Executive Summary From the humble beginnings as a quirky but scrappy underdog that flew mainly to secondary airports, Southwest has climbed up through the industry ranks to become the major competitive force in the domestic segment of the US airline industry, the only major US air carrier that was consistently profitable since 1973. Since 2000, the number of passengers flying Southwest had increased by more than 28 million annually, whereas passenger traffic on domestic routes had declined at such carriers as American Airline, Delta, Continental, United and US Airway. These amazing and considerable successes have been achieved thanks to the wholehearted and exceptionally effective efforts of Southwest management in crafting as well as implementing and executing the company’s strategy: the low-cost/no-frills operating strategy and the company’s friendly, fun-loving spirit conveyed to customers. Thus, our condensed analysis highly recommended that Southwest management (1) keep going and developing their successful low-cost operating strategy and the fun-loving spirit, (2) reinforce the safety of flights (as well as the planes), (3) continue training Southwest’s employees going along with start training programs for AirTran’s managers and employees (after the acquisition) (4) purchase some new plane models (besides Boeing 737) or upgrade the flying systems for the company’s old planes and (5) consider investing in higher-income customers.
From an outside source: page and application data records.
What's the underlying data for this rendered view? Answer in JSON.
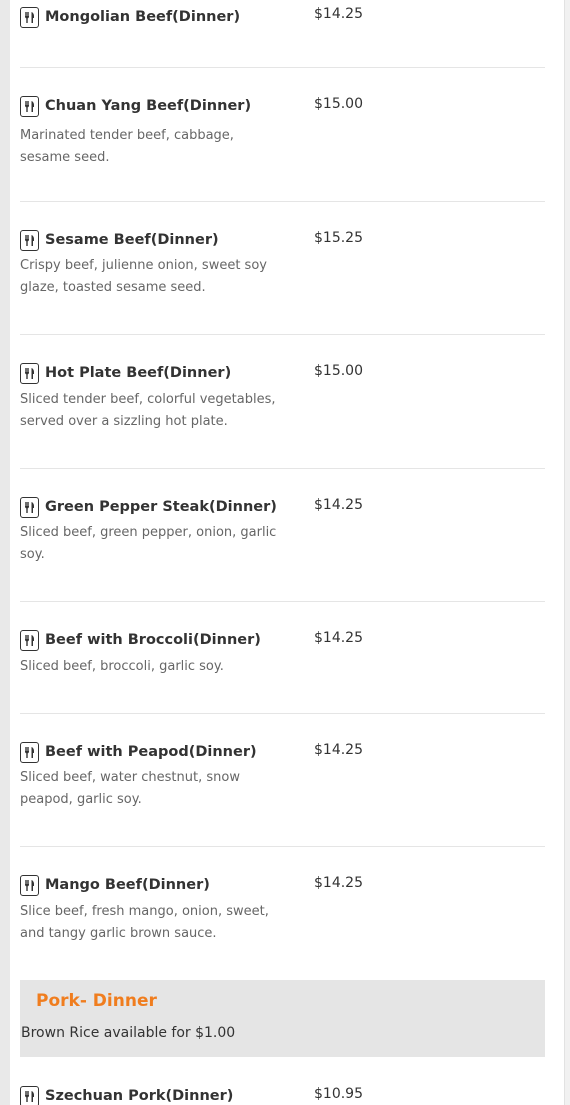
{
  "menu": {
    "items": [
      {
        "name": "Mongolian Beef(Dinner)",
        "price": "$14.25",
        "description": ""
      },
      {
        "name": "Chuan Yang Beef(Dinner)",
        "price": "$15.00",
        "description": "Marinated tender beef, cabbage, sesame seed."
      },
      {
        "name": "Sesame Beef(Dinner)",
        "price": "$15.25",
        "description": "Crispy beef, julienne onion, sweet soy glaze, toasted sesame seed."
      },
      {
        "name": "Hot Plate Beef(Dinner)",
        "price": "$15.00",
        "description": "Sliced tender beef, colorful vegetables, served over a sizzling hot plate."
      },
      {
        "name": "Green Pepper Steak(Dinner)",
        "price": "$14.25",
        "description": "Sliced beef, green pepper, onion, garlic soy."
      },
      {
        "name": "Beef with Broccoli(Dinner)",
        "price": "$14.25",
        "description": "Sliced beef, broccoli, garlic soy."
      },
      {
        "name": "Beef with Peapod(Dinner)",
        "price": "$14.25",
        "description": "Sliced beef, water chestnut, snow peapod, garlic soy."
      },
      {
        "name": "Mango Beef(Dinner)",
        "price": "$14.25",
        "description": "Slice beef, fresh mango, onion, sweet, and tangy garlic brown sauce."
      }
    ],
    "section": {
      "title": "Pork- Dinner",
      "note": "Brown Rice available for $1.00"
    },
    "next_item": {
      "name": "Szechuan Pork(Dinner)",
      "price": "$10.95"
    }
  },
  "icons": {
    "item_icon": "utensils-icon"
  },
  "colors": {
    "section_title": "#f07d1e",
    "section_band": "#e5e5e5"
  }
}
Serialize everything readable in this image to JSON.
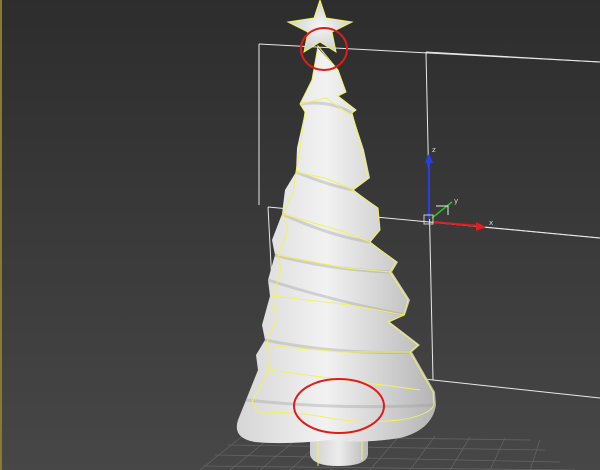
{
  "viewport": {
    "background_top": "#2d2d2d",
    "background_bottom": "#474747",
    "bounding_box_color": "#e8e8e8",
    "selection_outline_color": "#f2f25a",
    "annotation_color": "#e11b1b",
    "grid_color": "#6a6a6a"
  },
  "gizmo": {
    "x_label": "x",
    "y_label": "y",
    "z_label": "z",
    "x_color": "#e02020",
    "y_color": "#2fbf2f",
    "z_color": "#2a3fe0",
    "center_color": "#cccccc"
  },
  "model": {
    "surface_light": "#eeeeee",
    "surface_mid": "#cfcfcf",
    "surface_dark": "#a9a9a9"
  },
  "annotations": [
    {
      "name": "top-annotation-circle"
    },
    {
      "name": "base-annotation-circle"
    }
  ]
}
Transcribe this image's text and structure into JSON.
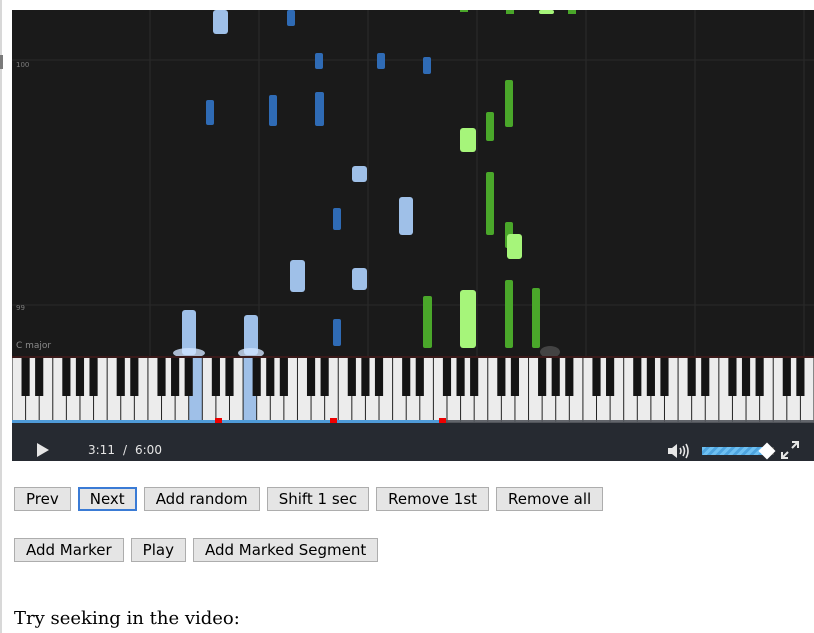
{
  "player": {
    "roll_labels": {
      "upper": "100",
      "lower": "99"
    },
    "key_signature": "C major",
    "colors": {
      "left_hand_dark": "#2f6bb5",
      "left_hand_light": "#9fc0e8",
      "right_hand_dark": "#4aa72a",
      "right_hand_light": "#a6f57a",
      "progress": "#4f9bd8",
      "marker": "#e00000"
    },
    "controls": {
      "play_icon": "play-icon",
      "current_time": "3:11",
      "separator": "/",
      "duration": "6:00",
      "progress_fraction": 0.54,
      "markers": [
        "marker-1",
        "marker-2",
        "marker-3"
      ],
      "volume_icon": "speaker-icon",
      "volume_level": 0.9,
      "fullscreen_icon": "fullscreen-icon"
    }
  },
  "buttons_row1": [
    "Prev",
    "Next",
    "Add random",
    "Shift 1 sec",
    "Remove 1st",
    "Remove all"
  ],
  "buttons_row2": [
    "Add Marker",
    "Play",
    "Add Marked Segment"
  ],
  "focused_button": "Next",
  "seek_text": "Try seeking in the video:"
}
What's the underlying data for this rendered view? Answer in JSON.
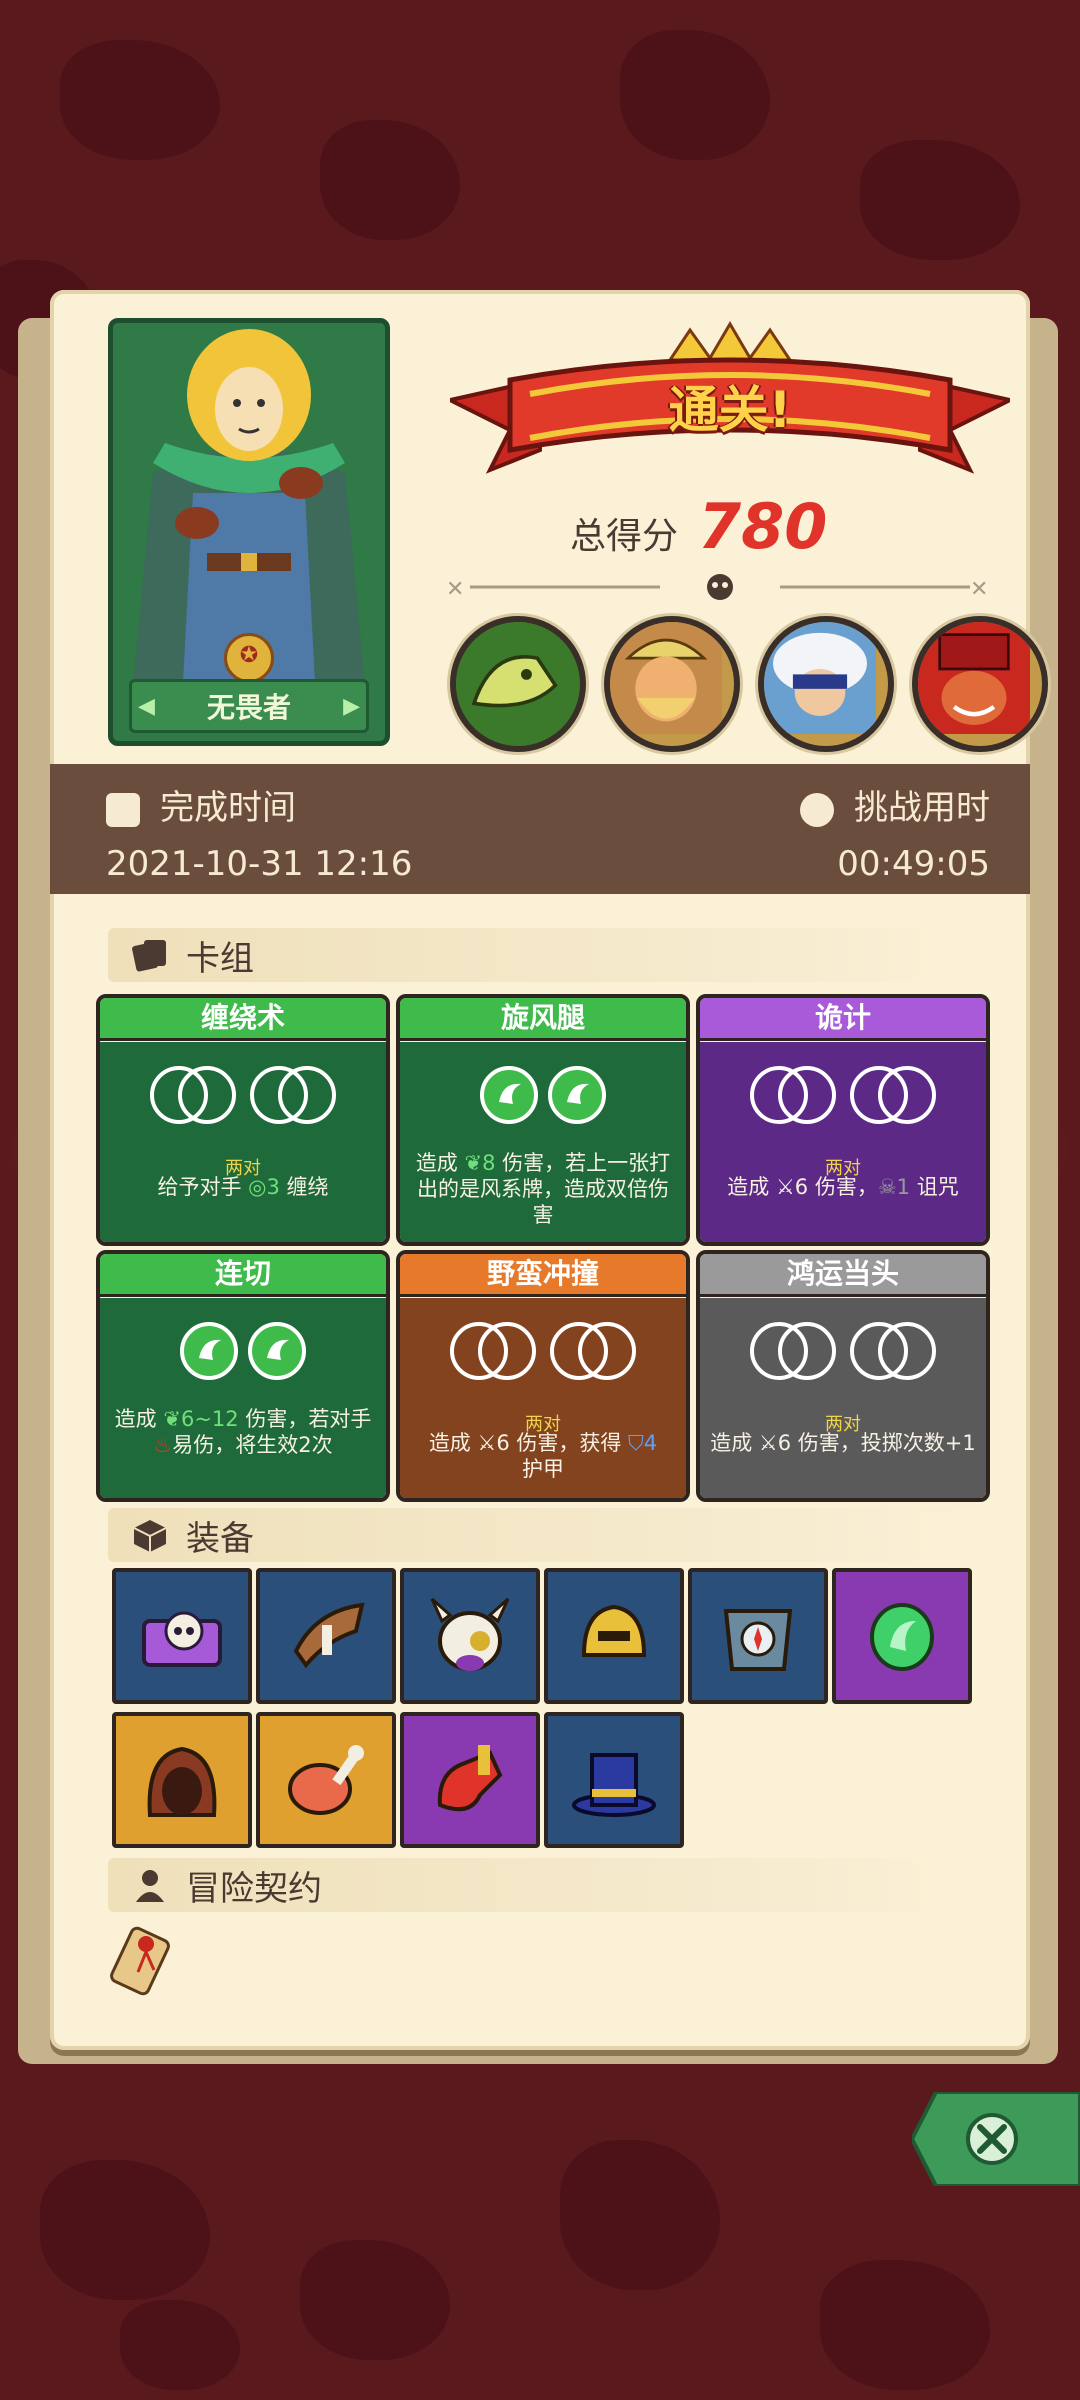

Those steps are truly deserved to be taken a shot with an aim of improving and maintaining Southwest’s unique core values and customer-attracted image.